Anyway, when its done– say 10 minutes in the machine, more or less– knead the dough a couple of times on a floured surface, roll it into a nice ball, and then put that dough into a lightly oiled bowl. Cover it with plastic wrap or a clean towel. If you aren’t planning on eating pizza for quite a while, put the bowl in the refrigerator– it will still rise, just a lot more slowly. If you are planning on pizza in about two hours, leave it in a warm place in the kitchen. If I’m making three or so pizzas, I just leave it as one big ball of dough and divide it later, but you could divide it up into individual pizzas at this point.
Now, if you don’t have a standing mixer, you can use a food processor– this is actually Mark Bittman’s preferred method. The same basic rules apply. You could mix this by hand too I suppose, but unless you’ve got forearms like Popeye, be prepared for a significant workout.
And if all of this seems like far too much to trouble over, then you can either try to buy a ball of dough from your local pizza place– a lot of places will sell you one.
About an hour before you are ready to cook, turn on your oven as high as it will go. Since commercial pizza ovens are at least 700 degrees and often much hotter, don’t worry, it won’t be too hot. Also make sure your dough is at room temperature.
I’ve played around with pizza stones and fire bricks before, but I don’t think it’s worth the effort. Plus to really get the advantage of a pizza stone or bricks, you have to slide the pizza onto the stone sans pan and I always mess this up and spill pizza fixings all over the place. So I have a couple of pizza pans that have holes in them to get a little browning/charring on the bottom.
The other thing I do that you’re (apparently) not supposed to do is I use a rolling pin to at least get started. Then I pick up the disk-shaped dough by the edge and turn it around like I’m turning the top of a steering wheel. This lets the weight of the dough stretch it out a bit more, which is kind of the point of spinning the dough too. Then I put it in the pan and do my best to stretch it out without making any holes.

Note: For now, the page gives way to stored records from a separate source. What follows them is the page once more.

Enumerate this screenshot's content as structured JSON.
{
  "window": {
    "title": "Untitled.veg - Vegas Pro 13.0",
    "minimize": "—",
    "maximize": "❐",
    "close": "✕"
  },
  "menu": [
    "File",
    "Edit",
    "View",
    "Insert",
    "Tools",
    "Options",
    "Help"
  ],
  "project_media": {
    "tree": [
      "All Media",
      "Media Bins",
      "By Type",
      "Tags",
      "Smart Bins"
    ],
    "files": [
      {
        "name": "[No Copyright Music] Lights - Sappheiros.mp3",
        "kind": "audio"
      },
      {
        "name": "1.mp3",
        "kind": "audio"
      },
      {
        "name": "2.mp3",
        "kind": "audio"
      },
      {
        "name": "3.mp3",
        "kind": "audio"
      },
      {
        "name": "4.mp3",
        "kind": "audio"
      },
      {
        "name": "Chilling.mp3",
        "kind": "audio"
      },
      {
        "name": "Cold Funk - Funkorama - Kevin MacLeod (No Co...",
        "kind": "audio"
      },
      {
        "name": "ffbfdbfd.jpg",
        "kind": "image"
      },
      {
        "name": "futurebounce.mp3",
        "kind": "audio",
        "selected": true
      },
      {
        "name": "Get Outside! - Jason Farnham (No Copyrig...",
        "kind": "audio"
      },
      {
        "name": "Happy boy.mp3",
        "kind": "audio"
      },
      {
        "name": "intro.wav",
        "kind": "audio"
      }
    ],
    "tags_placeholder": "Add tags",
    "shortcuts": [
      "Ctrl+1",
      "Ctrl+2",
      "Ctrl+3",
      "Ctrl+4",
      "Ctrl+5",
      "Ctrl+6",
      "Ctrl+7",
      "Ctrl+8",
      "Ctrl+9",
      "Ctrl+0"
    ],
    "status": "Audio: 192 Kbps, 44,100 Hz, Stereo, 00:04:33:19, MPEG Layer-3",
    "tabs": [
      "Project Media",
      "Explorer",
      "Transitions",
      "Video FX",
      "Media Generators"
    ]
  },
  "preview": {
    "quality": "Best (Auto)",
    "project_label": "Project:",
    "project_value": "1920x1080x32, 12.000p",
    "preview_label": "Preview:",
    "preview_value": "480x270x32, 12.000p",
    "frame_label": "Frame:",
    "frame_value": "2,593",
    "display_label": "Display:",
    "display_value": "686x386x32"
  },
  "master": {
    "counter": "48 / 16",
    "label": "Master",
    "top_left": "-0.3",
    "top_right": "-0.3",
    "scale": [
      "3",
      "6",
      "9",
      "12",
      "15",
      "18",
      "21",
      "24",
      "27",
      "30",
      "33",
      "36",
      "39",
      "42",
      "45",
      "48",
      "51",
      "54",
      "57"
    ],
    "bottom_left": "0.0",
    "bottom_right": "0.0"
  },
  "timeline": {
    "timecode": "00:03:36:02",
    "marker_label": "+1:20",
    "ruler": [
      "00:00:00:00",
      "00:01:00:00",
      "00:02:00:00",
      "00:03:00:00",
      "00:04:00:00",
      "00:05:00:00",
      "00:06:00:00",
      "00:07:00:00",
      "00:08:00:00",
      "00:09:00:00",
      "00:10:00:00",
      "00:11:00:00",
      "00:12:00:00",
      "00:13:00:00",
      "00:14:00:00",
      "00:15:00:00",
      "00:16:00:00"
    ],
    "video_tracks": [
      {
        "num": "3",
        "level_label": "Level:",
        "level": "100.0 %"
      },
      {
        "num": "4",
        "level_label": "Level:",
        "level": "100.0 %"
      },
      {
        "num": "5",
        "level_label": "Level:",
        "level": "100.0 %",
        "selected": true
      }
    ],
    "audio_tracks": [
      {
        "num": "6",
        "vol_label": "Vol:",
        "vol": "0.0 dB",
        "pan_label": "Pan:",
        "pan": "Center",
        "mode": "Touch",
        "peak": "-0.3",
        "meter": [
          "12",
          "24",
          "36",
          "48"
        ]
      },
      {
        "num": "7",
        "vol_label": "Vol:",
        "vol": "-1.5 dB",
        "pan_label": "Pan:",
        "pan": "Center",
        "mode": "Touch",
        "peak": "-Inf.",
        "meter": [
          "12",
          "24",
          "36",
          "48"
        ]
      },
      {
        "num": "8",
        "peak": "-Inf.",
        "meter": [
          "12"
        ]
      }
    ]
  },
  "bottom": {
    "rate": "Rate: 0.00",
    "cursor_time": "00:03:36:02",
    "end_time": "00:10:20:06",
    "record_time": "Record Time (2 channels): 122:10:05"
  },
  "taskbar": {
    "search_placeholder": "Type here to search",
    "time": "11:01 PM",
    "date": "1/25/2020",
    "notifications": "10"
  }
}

Top your dough and cook, usually for about seven to 12 minutes, depending on your toppings.
Obviously, the possibilities here are endless. In my house, my wife and son both like old school “red sauce” sorts of pizzas, so I always make a simple tomato sauce. Put a couple tablespoons of olive oil and a clove of chopped garlic in a saucepan on medium-low heat. When the garlic starts to sizzle, add about a tablespoon of Italian seasoning, a 12 ounce can of chopped tomatoes, salt and pepper. Let that slow-cook while you do other things for about 30 or so minutes. Then blend this– I use an emersion blender, but whatever.

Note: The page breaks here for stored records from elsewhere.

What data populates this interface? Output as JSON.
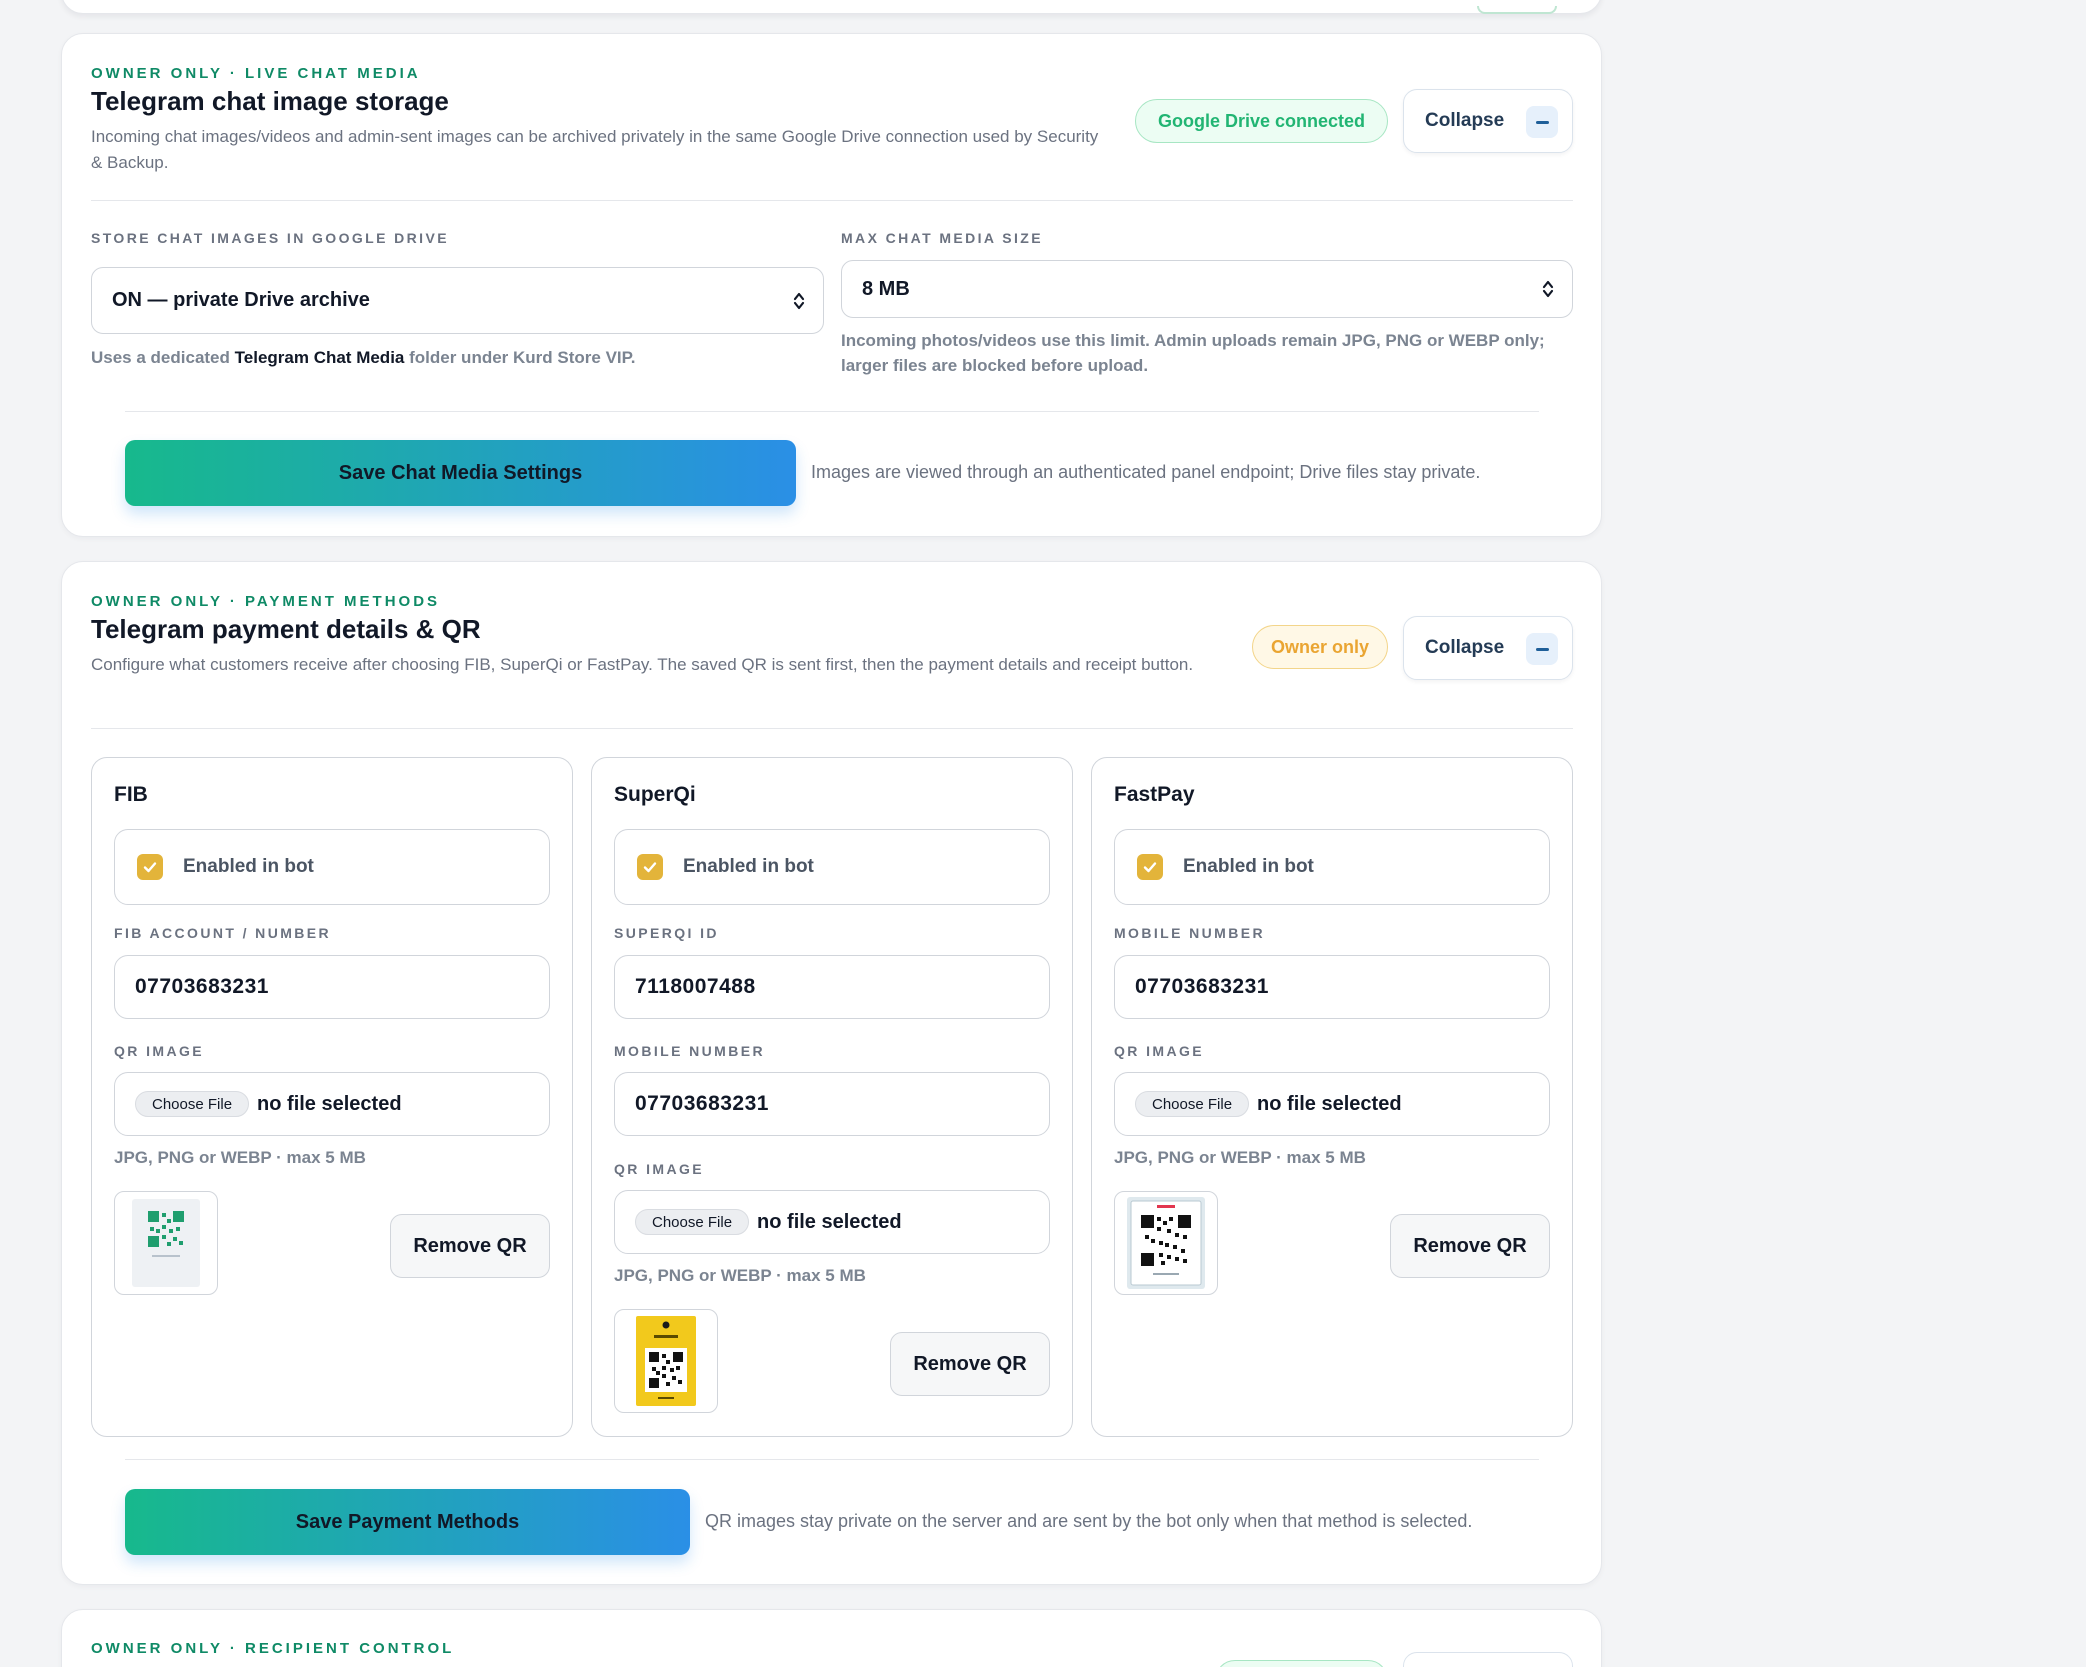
{
  "chat_media": {
    "eyebrow": "OWNER ONLY · LIVE CHAT MEDIA",
    "title": "Telegram chat image storage",
    "description": "Incoming chat images/videos and admin-sent images can be archived privately in the same Google Drive connection used by Security & Backup.",
    "status_badge": "Google Drive connected",
    "collapse_label": "Collapse",
    "store_label": "STORE CHAT IMAGES IN GOOGLE DRIVE",
    "store_value": "ON — private Drive archive",
    "store_hint_prefix": "Uses a dedicated",
    "store_hint_bold": "Telegram Chat Media",
    "store_hint_suffix": "folder under Kurd Store VIP.",
    "max_label": "MAX CHAT MEDIA SIZE",
    "max_value": "8 MB",
    "max_hint": "Incoming photos/videos use this limit. Admin uploads remain JPG, PNG or WEBP only; larger files are blocked before upload.",
    "save_label": "Save Chat Media Settings",
    "save_note": "Images are viewed through an authenticated panel endpoint; Drive files stay private."
  },
  "payment": {
    "eyebrow": "OWNER ONLY · PAYMENT METHODS",
    "title": "Telegram payment details & QR",
    "description": "Configure what customers receive after choosing FIB, SuperQi or FastPay. The saved QR is sent first, then the payment details and receipt button.",
    "status_badge": "Owner only",
    "collapse_label": "Collapse",
    "methods": [
      {
        "name": "FIB",
        "enabled_label": "Enabled in bot",
        "enabled": true,
        "field1_label": "FIB ACCOUNT / NUMBER",
        "field1_value": "07703683231",
        "qr_label": "QR IMAGE",
        "choose_file": "Choose File",
        "no_file": "no file selected",
        "file_hint": "JPG, PNG or WEBP · max 5 MB",
        "remove_label": "Remove QR"
      },
      {
        "name": "SuperQi",
        "enabled_label": "Enabled in bot",
        "enabled": true,
        "field1_label": "SUPERQI ID",
        "field1_value": "7118007488",
        "field2_label": "MOBILE NUMBER",
        "field2_value": "07703683231",
        "qr_label": "QR IMAGE",
        "choose_file": "Choose File",
        "no_file": "no file selected",
        "file_hint": "JPG, PNG or WEBP · max 5 MB",
        "remove_label": "Remove QR"
      },
      {
        "name": "FastPay",
        "enabled_label": "Enabled in bot",
        "enabled": true,
        "field1_label": "MOBILE NUMBER",
        "field1_value": "07703683231",
        "qr_label": "QR IMAGE",
        "choose_file": "Choose File",
        "no_file": "no file selected",
        "file_hint": "JPG, PNG or WEBP · max 5 MB",
        "remove_label": "Remove QR"
      }
    ],
    "save_label": "Save Payment Methods",
    "save_note": "QR images stay private on the server and are sent by the bot only when that method is selected."
  },
  "recipient": {
    "eyebrow": "OWNER ONLY · RECIPIENT CONTROL"
  },
  "colors": {
    "accent_green": "#0f8a66",
    "gradient_start": "#17b98c",
    "gradient_end": "#2a8fe6",
    "checkbox": "#e3b43a",
    "badge_green": "#22b573",
    "badge_amber": "#eaa532"
  }
}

This and shredded mozzarella and you’ve got “pizza,” though there are obviously lots of other traditional fixings. Around here, we like anchovies, mushrooms, sausage (cook it first though), bacon (ditto), all kinds of different vegetables, feta, etc.

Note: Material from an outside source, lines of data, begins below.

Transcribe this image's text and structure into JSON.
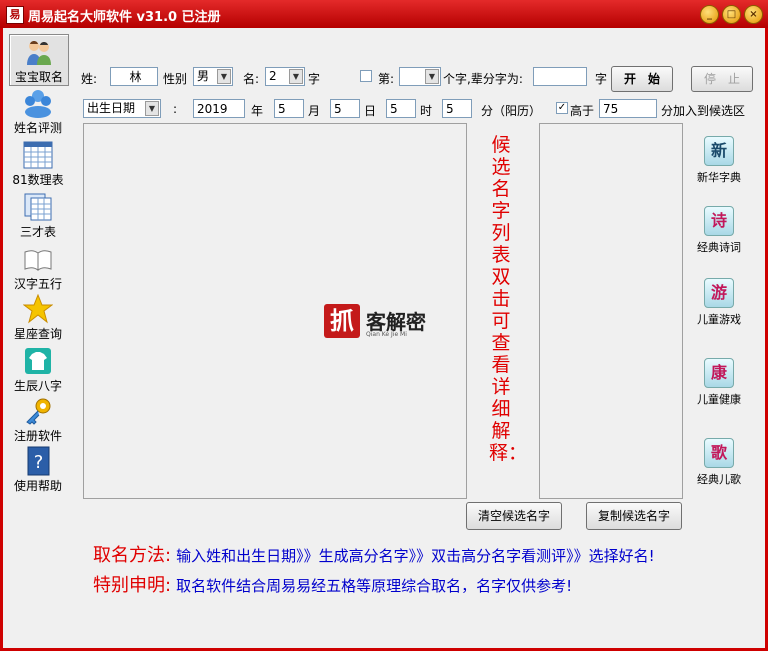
{
  "window": {
    "title": "周易起名大师软件 v31.0  已注册",
    "app_icon": "易",
    "controls": {
      "minimize": "_",
      "maximize": "□",
      "close": "×"
    }
  },
  "sidebar": {
    "items": [
      {
        "label": "宝宝取名",
        "icon": "baby-icon"
      },
      {
        "label": "姓名评测",
        "icon": "people-icon"
      },
      {
        "label": "81数理表",
        "icon": "table-icon"
      },
      {
        "label": "三才表",
        "icon": "sheets-icon"
      },
      {
        "label": "汉字五行",
        "icon": "book-icon"
      },
      {
        "label": "星座查询",
        "icon": "star-icon"
      },
      {
        "label": "生辰八字",
        "icon": "shirt-icon"
      },
      {
        "label": "注册软件",
        "icon": "key-icon"
      },
      {
        "label": "使用帮助",
        "icon": "help-icon"
      }
    ]
  },
  "form": {
    "surname_label": "姓:",
    "surname_value": "林",
    "gender_label": "性别",
    "gender_value": "男",
    "name_label": "名:",
    "name_count": "2",
    "name_unit": "字",
    "position_label": "第:",
    "position_value": "",
    "position_unit": "个字,辈分字为:",
    "generation_value": "",
    "generation_unit": "字",
    "start_button": "开　始",
    "stop_button": "停　止",
    "date_type": "出生日期",
    "colon": ":",
    "year_value": "2019",
    "year_label": "年",
    "month_value": "5",
    "month_label": "月",
    "day_value": "5",
    "day_label": "日",
    "hour_value": "5",
    "hour_label": "时",
    "minute_value": "5",
    "minute_label": "分（阳历）",
    "above_label": "高于",
    "above_checked": "✓",
    "score_value": "75",
    "score_suffix": "分加入到候选区"
  },
  "watermark": {
    "logo_char": "抓",
    "brand": "客解密",
    "sub": "Qian Ke Jie Mi"
  },
  "candidate_hint": "候选名字列表双击可查看详细解释：",
  "right_tools": [
    {
      "label": "新华字典",
      "icon_char": "新"
    },
    {
      "label": "经典诗词",
      "icon_char": "诗"
    },
    {
      "label": "儿童游戏",
      "icon_char": "游"
    },
    {
      "label": "儿童健康",
      "icon_char": "康"
    },
    {
      "label": "经典儿歌",
      "icon_char": "歌"
    }
  ],
  "actions": {
    "clear": "清空候选名字",
    "copy": "复制候选名字"
  },
  "footer": {
    "method_label": "取名方法:",
    "method_text": "输入姓和出生日期》》生成高分名字》》双击高分名字看测评》》选择好名!",
    "notice_label": "特别申明:",
    "notice_text": "取名软件结合周易易经五格等原理综合取名，名字仅供参考!"
  },
  "colors": {
    "title_red": "#ce0000",
    "hint_red": "#e00000",
    "footer_blue": "#0000cc"
  }
}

The traditional “Margherita” pizza is tomatoes and mozzarella garnished with fresh basil, but I also like using pesto as a sauce, cheese, and then garnish with fresh tomatoes. I made one the other night that had a “sauce” of ricotta and mozzarella cheese spread on to the dough and then topped with prosciutto (I put that on after the cheese browned a bit) and then garnished with arugula tossed in olive oil and lemon. I’m also a big fan of cooked down red onions and goat cheese– another combo that is hard to beat.